> _Aim of the exercise_
If a line in the entries below includes the string "toolbox", copy it out.
Input records Block Start
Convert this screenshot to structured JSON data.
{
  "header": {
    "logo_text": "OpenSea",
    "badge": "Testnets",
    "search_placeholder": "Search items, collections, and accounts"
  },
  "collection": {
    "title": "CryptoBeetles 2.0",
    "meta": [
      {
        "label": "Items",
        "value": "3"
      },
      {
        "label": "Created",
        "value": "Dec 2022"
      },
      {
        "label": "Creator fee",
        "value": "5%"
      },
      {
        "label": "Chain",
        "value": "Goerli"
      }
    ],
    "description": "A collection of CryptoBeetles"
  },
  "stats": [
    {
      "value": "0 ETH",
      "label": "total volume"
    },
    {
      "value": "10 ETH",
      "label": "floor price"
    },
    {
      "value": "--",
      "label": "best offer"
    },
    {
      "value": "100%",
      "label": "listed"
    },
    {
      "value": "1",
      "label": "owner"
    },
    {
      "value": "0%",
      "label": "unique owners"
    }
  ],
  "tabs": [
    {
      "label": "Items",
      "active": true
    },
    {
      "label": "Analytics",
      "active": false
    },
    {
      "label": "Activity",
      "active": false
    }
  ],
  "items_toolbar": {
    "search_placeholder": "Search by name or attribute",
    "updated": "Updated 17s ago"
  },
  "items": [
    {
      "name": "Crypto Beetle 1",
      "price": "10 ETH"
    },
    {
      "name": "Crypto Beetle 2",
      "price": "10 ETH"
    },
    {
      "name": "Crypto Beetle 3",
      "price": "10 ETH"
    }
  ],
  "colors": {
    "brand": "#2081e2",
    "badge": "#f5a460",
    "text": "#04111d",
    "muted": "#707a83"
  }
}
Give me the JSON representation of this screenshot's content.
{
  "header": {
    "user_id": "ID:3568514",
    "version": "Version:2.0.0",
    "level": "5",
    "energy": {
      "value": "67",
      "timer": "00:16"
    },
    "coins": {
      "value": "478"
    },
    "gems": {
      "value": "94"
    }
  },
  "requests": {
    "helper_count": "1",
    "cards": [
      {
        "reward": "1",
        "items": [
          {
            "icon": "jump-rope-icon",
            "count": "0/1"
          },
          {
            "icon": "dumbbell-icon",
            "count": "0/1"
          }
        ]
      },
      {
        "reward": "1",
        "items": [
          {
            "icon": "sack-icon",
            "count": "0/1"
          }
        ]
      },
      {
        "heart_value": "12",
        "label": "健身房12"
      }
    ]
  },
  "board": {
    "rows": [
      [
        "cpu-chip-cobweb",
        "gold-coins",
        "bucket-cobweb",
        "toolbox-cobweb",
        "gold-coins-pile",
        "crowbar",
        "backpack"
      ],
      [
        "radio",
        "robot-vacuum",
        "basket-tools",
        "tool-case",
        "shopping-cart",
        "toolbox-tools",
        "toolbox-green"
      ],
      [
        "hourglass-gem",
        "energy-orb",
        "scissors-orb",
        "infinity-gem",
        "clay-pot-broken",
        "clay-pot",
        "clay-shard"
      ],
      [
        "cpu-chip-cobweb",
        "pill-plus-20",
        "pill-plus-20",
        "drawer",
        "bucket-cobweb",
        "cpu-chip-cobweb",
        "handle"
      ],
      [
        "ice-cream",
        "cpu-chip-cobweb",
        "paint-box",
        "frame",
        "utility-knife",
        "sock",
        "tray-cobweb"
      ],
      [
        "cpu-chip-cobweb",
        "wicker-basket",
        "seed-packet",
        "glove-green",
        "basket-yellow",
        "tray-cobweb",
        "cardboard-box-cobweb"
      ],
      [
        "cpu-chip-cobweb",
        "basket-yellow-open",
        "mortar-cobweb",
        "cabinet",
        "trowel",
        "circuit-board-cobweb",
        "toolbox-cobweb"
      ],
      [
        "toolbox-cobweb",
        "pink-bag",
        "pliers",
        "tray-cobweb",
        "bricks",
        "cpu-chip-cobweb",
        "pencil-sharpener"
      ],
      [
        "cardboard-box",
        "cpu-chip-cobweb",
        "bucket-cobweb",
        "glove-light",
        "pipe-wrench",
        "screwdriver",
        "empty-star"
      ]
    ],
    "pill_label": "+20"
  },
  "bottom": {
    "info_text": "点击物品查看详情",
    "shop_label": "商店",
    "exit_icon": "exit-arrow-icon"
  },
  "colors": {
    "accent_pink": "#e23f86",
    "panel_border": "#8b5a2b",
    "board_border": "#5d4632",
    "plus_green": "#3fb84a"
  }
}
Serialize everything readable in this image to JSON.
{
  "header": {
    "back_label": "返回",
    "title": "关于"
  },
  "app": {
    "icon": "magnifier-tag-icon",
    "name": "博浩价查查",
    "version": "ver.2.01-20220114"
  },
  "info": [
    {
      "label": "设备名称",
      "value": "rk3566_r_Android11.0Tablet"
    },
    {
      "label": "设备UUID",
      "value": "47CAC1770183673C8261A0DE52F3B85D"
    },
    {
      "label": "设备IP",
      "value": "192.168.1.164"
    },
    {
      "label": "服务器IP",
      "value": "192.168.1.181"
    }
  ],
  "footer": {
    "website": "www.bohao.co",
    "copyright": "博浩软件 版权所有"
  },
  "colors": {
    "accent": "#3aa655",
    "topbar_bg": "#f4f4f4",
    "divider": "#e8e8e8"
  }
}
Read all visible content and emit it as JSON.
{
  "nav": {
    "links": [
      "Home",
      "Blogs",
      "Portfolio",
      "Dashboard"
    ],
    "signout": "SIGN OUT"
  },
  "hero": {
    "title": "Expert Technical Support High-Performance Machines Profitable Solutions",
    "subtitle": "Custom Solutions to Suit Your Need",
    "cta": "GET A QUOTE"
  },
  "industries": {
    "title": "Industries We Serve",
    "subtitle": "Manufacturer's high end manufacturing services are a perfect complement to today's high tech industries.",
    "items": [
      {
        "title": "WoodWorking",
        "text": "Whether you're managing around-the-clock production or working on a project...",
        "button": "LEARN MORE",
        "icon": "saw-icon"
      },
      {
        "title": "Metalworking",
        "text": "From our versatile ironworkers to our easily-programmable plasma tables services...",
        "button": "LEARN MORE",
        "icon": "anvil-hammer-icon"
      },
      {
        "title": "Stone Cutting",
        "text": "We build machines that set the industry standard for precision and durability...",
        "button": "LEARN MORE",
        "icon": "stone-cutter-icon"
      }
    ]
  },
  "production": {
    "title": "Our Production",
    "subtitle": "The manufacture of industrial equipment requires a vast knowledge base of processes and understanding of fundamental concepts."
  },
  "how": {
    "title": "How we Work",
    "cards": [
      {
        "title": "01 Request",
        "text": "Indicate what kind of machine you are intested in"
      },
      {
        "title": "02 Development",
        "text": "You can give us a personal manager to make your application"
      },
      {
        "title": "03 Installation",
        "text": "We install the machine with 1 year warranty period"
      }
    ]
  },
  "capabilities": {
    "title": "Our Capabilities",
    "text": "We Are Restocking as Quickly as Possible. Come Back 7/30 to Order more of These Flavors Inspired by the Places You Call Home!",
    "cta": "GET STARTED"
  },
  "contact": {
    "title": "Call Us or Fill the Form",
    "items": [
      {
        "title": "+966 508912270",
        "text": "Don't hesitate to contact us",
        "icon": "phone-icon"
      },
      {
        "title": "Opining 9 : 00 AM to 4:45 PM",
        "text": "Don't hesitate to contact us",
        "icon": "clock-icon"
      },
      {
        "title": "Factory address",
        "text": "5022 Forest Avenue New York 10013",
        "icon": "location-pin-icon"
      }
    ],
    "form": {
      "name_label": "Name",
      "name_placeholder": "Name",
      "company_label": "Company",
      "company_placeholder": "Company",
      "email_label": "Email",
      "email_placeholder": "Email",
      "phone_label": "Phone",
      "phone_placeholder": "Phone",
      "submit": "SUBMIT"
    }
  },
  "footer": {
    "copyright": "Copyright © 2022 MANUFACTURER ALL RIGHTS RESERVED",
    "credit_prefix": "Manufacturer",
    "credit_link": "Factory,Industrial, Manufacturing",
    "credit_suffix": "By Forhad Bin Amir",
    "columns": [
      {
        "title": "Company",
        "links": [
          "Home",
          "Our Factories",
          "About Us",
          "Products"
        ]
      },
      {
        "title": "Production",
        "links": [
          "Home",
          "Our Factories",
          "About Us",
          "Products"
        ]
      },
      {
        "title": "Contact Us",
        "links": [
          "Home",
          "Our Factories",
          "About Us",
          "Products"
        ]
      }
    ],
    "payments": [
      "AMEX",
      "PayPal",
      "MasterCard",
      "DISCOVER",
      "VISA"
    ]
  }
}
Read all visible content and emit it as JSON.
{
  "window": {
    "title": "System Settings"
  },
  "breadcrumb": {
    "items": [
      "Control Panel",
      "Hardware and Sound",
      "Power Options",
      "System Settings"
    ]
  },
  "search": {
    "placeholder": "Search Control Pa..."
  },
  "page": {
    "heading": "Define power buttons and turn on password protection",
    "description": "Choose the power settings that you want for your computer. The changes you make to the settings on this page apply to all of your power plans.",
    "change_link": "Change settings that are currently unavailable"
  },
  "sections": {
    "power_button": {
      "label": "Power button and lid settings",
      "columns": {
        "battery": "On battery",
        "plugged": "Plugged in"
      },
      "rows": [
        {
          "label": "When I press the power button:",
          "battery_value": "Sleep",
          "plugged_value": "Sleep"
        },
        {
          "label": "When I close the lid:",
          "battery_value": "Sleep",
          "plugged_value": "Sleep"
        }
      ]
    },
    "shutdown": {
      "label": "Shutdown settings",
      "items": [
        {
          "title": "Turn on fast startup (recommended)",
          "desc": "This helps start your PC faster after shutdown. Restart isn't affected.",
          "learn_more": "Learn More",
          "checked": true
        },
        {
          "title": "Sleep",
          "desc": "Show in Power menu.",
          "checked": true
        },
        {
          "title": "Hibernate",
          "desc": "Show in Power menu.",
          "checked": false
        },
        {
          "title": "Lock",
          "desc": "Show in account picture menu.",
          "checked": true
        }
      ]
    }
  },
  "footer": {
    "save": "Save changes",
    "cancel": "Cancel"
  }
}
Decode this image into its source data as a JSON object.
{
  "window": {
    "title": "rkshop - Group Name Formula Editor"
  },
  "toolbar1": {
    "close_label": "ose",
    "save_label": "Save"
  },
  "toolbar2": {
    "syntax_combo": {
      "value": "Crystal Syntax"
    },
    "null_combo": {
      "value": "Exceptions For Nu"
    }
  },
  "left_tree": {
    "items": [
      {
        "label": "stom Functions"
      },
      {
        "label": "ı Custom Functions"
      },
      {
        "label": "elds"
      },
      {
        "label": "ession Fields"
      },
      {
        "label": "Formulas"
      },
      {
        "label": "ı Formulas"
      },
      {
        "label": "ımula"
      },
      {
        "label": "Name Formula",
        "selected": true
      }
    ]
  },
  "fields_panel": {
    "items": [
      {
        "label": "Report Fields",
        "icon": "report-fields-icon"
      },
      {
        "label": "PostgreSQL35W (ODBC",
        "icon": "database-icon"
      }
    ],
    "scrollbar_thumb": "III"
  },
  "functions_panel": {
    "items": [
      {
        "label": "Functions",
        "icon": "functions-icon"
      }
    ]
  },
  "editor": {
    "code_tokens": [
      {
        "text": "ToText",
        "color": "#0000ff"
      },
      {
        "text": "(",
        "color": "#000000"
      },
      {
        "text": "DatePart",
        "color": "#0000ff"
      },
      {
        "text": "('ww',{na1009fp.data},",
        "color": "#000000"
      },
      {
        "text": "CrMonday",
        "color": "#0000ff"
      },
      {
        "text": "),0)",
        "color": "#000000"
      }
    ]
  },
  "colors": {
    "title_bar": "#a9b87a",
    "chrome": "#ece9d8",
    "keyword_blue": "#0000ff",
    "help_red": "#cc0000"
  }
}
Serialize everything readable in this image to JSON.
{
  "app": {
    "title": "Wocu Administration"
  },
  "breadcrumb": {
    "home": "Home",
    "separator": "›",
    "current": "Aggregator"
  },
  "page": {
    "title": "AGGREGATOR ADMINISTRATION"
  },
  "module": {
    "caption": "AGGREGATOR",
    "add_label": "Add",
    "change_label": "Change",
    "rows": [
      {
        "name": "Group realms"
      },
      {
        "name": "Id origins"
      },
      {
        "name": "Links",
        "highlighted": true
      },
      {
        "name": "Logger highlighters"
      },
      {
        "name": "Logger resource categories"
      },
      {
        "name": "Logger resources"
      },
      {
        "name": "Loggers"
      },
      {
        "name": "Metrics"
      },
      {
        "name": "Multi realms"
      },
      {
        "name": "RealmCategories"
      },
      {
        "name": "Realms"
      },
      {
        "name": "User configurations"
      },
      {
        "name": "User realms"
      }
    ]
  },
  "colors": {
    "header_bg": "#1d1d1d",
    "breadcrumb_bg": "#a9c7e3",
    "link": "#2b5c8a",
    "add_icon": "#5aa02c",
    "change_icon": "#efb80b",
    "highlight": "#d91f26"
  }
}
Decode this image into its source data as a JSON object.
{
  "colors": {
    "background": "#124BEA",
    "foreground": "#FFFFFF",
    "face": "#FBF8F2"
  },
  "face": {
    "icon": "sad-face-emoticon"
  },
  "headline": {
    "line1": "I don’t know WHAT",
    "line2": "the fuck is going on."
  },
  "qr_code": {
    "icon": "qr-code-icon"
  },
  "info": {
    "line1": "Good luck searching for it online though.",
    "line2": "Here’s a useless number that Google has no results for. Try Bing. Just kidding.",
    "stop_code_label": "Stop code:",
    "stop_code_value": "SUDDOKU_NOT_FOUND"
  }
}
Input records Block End
> _Solution_
        "toolbox-cobweb",
        "toolbox-tools",
        "toolbox-green"
        "toolbox-cobweb"
        "toolbox-cobweb",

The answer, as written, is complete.